The game was a low-scoring affair otherwise, with each team managing just one run through the first eight innings. Dodgers starter Rich Hill went five innings, giving up one run on an Addison Russell solo home run in the top of the fifth. That was one of three hits he allowed along with a walk and eight strikeouts. Brandon Morrow pitched two innings of scoreless relief followed by Josh Fields for one out, Tony Watson for two, and Kenley Jansen for three.
On the Cubs side, Jon Lester didn’t escape the fifth inning, when he yielded a run when Turner drove in Charlie Culberson with a single to right field. Lester overall gave up three hits, walked five, and struck out two. Carl Edwards, Jr. got the final out of the fifth and then managed a scoreless sixth. Pedro Strop put up a zero in the seventh. Brian Duensing got through the eighth with no issue, then started the ninth but was lifted after striking out Kyle Farmer for the second out. That set up Lackey for Turner’s walk-off moment.

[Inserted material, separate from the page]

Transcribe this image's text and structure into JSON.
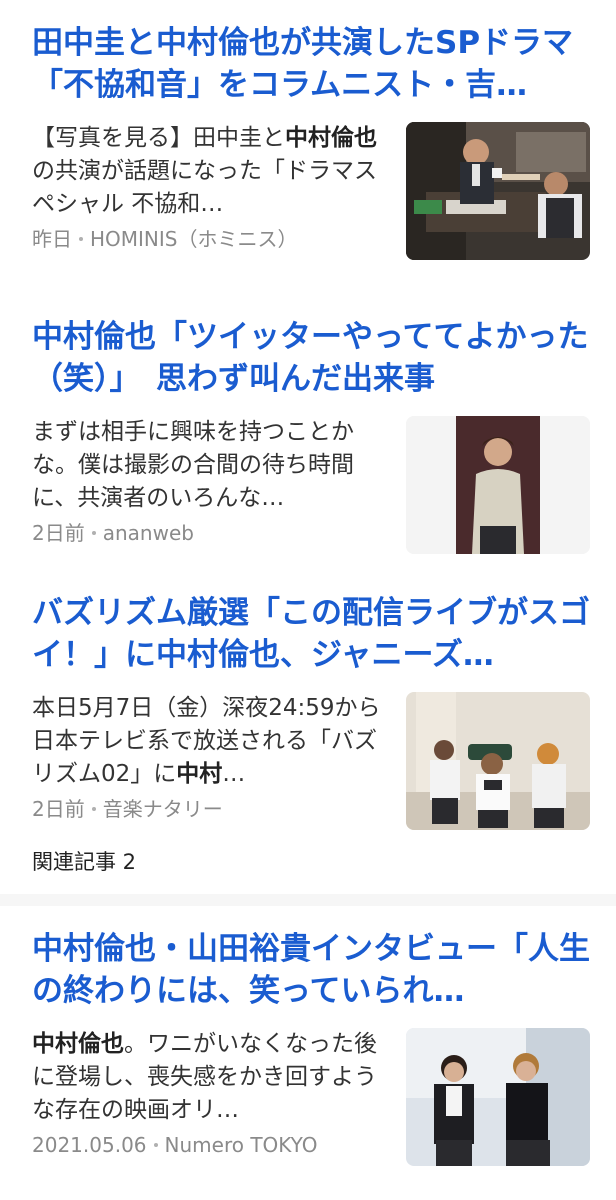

Turner’s walk-off homer is the Dodgers’ first since Kirk Gibson against Dennis Eckersley in Game 1 of the 1988 World Series.
The two clubs will take Monday off before resuming the NLCS for Game 3 on Tuesday at 9 PM ET in Chicago. Yu Darvish will start for the Dodgers opposite Kyle Hendricks.
Christian Yelich simply can’t be stopped. The Brewers outfielder (and defending NL MVP) entered Saturday’s game with a league-leading 11 home runs after swatting two against the Dodgers on Friday night, then clubbed another two homers in the first six innings of Saturday’s game.
The first came on a 2-1 pitch from the Dodgers’ Hyun-Jin Ryu, who lobbed a changeup toward the bottom of the strike zone before it was lifted up and out to center field for a solo home run in the third inning.
While Chase Anderson and Alex Claudio held down the fort against the Dodgers’ lineup, Yelich prepared for his second blast in the sixth inning — this one a 421-foot double-decker on a first-pitch curveball from Ryu.
Yelich’s 13 home runs not only gave him a stronger grip on the league’s leaderboard, but helped him tie yet another franchise record, too. Per MLB.com’s Adam McCalvy, he’s tied with Prince Fielder for the most home runs hit by a Brewers player in a single month, and sits just one home run shy of tying Álex Rodríguez’s 2007 record for most home runs hit within any club’s first 22 games of the season.
It may be far too early to predict which players will finish first in the MVP races this fall, but there’s no denying Yelich has already set himself apart from the competition. Through Saturday’s performance, he’s batting .361/.459/.880 with a 1.329 OPS and MLB-best 31 RBI across 98 PA so far.